And location info gets around. The first time I saw my home address on Facebook, I jumped—because I never posted it there. Then I realized it was because I had signed up for Whrrl. Like many other geosocial applications, Whrrl lets you cross-post to the microblogging platform Twitter. Twitter, in turn, gets piped to all sorts of other places. So when I updated my location in Whrrl, the message leaped first to Twitter and then to Facebook and FriendFeed before landing on my blog, where Google indexed it. By updating one small app on my iPhone, I had left a giant geotagged footprint across the Web.

A few days later I had another disturbing realization. It’s a Tuesday and I’m blowing off a work meeting in favor of a bike ride through Golden Gate Park (37.771558 °N, 122.454478 °W). Suddenly it hits me—since I would later post my route online with the date and time, I would be just a Google search (“Mat Honan Tuesday noon”) away from getting busted. I’m a freelancer, and these are trying economic times. I can’t afford to have the Internet ratting me out like that.

To learn how to deal with this new openness….

And the punch line:

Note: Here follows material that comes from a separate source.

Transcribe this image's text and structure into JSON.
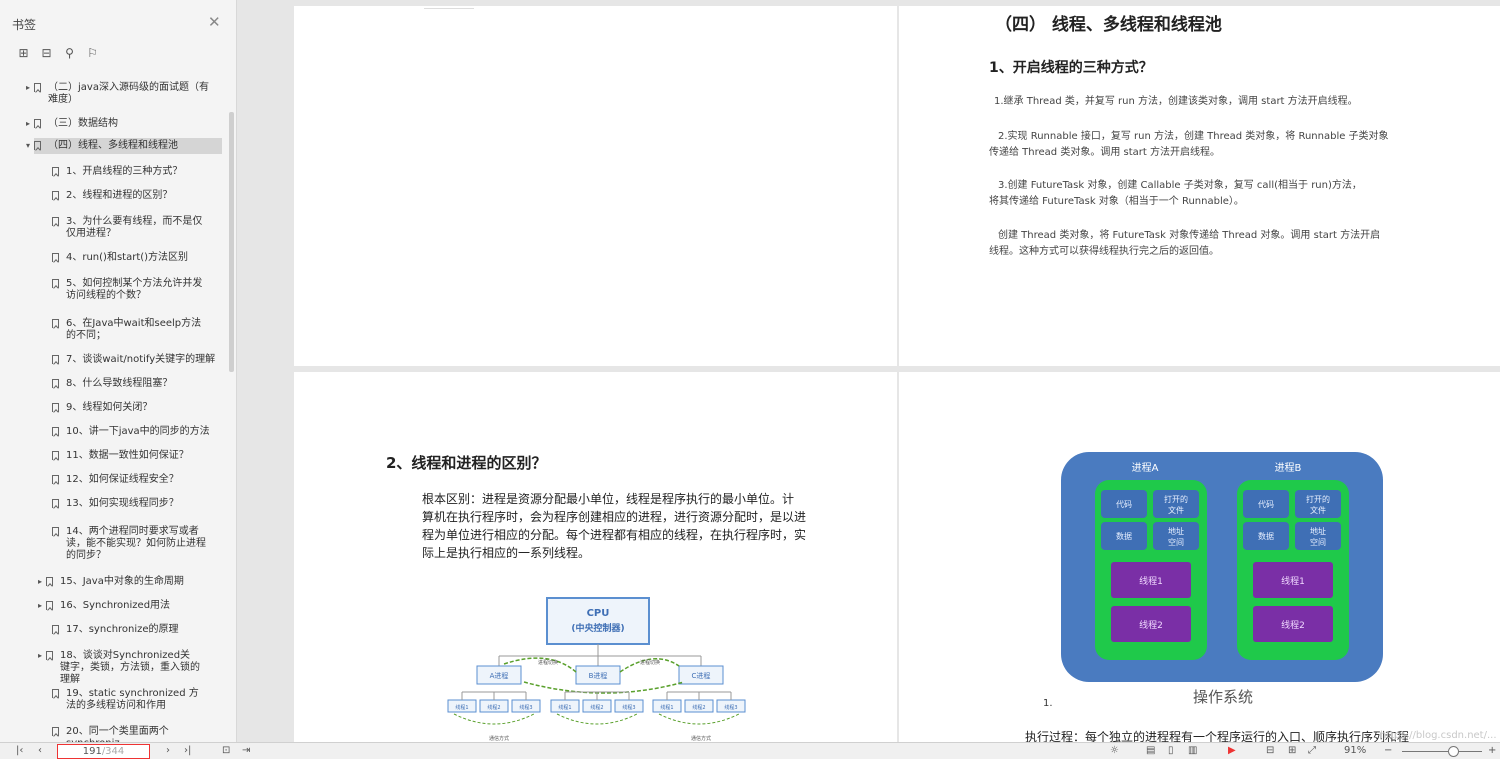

And that’s when it hit me: I had gained better location awareness but was losing my sense of place. Sure, with the proper social filters, location awareness needn’t be invasive or creepy. But it can be isolating. Even as we gradually digitize our environment, we should remember to look around the old-fashioned way. I took a deep breath, pulled back onto the highway, and drove home—directed by the Google Maps app on my iPhone, of course. And I didn’t get lost once.

Continue reading at Wired . . .